In a world where big corporations make use of the advantages offered by globalisation, closed borders play a crucial role. In a system based on the unequal division of wealth and the lack of social justice, putting limits on free movement helps the inhabitants of the selected areas that make up the first world countries, maintain their privileges.
On top of the invisible barriers raised by labour exploitation and the loss of social covering in Europe, the physical barriers show how little sensibility the governments have, as well as the indifference of the people towards the drama of those who flee war, persecutions, hunger or poverty.
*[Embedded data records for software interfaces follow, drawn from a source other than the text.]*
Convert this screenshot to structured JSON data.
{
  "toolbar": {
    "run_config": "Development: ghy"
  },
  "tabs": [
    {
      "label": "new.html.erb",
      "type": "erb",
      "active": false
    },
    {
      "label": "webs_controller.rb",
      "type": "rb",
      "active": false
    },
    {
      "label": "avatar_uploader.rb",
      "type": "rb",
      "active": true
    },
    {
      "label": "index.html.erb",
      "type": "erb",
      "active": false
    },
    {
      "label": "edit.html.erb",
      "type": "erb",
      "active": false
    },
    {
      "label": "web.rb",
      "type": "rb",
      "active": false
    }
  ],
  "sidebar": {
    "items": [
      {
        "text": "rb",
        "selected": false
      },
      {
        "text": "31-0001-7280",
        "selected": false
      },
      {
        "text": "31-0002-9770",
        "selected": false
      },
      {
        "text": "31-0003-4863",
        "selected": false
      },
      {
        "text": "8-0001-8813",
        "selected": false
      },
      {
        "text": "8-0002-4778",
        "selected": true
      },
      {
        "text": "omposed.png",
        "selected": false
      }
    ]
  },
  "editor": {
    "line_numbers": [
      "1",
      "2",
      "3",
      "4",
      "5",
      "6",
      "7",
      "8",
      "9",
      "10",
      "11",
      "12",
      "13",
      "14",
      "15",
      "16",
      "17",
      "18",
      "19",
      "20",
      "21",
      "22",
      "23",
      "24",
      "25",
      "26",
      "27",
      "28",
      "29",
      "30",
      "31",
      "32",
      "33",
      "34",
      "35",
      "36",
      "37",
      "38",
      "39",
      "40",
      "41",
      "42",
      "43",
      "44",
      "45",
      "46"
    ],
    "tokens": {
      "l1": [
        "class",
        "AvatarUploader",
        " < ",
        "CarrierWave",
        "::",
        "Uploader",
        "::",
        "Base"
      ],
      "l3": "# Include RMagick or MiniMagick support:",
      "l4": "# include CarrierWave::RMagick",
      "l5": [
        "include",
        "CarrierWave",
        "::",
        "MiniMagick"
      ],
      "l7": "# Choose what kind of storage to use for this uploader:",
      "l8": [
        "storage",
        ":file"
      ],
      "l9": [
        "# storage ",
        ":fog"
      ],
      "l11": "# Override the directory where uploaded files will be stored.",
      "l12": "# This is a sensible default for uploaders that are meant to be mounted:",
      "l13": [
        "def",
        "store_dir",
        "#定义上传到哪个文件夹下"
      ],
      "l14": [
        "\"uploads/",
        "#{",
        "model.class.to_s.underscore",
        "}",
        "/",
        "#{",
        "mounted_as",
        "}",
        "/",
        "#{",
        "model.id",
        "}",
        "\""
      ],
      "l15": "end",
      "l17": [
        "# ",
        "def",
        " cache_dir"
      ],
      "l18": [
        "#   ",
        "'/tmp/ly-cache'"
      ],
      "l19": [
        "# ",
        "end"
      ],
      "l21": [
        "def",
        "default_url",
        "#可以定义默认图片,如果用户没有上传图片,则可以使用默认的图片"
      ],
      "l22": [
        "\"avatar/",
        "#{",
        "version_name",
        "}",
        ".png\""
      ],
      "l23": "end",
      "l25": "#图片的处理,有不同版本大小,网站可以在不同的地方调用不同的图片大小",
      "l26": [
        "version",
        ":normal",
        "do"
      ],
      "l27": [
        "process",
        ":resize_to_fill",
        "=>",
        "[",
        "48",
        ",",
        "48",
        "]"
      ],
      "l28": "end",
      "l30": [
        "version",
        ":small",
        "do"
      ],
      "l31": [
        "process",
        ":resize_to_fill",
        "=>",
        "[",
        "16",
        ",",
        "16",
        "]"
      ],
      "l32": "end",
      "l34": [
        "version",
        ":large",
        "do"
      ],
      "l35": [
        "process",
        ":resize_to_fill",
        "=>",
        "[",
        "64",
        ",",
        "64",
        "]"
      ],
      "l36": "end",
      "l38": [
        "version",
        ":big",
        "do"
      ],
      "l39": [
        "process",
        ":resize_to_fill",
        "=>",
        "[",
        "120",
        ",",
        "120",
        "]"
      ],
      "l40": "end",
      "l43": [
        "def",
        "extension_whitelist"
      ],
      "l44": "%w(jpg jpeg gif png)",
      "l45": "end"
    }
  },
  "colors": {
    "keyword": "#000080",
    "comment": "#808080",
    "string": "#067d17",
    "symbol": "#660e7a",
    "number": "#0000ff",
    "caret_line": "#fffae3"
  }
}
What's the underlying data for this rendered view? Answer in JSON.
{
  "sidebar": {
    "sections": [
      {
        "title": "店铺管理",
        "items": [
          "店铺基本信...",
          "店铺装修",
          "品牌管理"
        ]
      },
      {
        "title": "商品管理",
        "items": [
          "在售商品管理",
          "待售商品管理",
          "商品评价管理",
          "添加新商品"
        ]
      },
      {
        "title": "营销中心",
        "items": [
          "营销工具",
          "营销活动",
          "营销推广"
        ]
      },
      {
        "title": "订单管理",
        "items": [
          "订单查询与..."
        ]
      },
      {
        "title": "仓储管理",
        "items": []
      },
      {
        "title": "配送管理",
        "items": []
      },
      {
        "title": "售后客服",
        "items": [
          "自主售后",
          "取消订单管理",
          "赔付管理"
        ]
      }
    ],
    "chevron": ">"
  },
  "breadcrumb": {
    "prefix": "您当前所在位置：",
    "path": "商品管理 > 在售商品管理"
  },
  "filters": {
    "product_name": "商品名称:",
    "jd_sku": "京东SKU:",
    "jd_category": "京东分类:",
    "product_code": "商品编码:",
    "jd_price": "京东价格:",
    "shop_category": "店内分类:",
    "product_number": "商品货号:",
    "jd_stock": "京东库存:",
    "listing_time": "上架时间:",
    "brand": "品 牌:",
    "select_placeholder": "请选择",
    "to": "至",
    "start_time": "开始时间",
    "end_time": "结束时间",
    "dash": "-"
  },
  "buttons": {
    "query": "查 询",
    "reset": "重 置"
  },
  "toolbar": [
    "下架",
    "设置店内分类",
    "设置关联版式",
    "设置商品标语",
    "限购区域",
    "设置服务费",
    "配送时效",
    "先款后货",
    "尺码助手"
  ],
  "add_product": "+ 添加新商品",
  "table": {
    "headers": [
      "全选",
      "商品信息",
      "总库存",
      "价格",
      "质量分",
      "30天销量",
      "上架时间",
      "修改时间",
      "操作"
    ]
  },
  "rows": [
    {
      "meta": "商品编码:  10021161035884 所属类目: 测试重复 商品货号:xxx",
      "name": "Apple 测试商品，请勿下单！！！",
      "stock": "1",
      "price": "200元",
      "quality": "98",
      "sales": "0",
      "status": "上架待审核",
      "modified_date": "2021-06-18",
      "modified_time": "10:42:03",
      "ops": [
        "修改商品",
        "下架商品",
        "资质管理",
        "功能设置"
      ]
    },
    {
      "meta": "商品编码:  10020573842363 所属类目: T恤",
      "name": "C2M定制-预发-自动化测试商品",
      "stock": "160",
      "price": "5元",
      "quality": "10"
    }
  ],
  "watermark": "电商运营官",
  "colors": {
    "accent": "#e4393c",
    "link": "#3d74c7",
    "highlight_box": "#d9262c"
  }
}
Either we talk about the borders between Turkey and Greece and Bulgaria, or those between Ceuta and Melilla with Morocco, or those between Mexico and USA, miles and miles of fences are trying to stop immigrants who are looking for a better life from accessing. It seems easy to raise walls, extend fences and deploy barbed wires. Fomenting fear and inflaming selfishness is justified at the same time that intolerance and xenophobia are growing.
Hoping for a dignified job that permits us live a happy life in a secure place is something legitimate, as legitimate is to rise up against a status quo that aims to perpetuate injustice at the expense of the rights of the people. We feel closer to the working people of this world than to those who hold power, and with our work, we want to promote reflection on the phenomenon of migration: its causes, the benefits it implies and the tasks that all of us have to confront.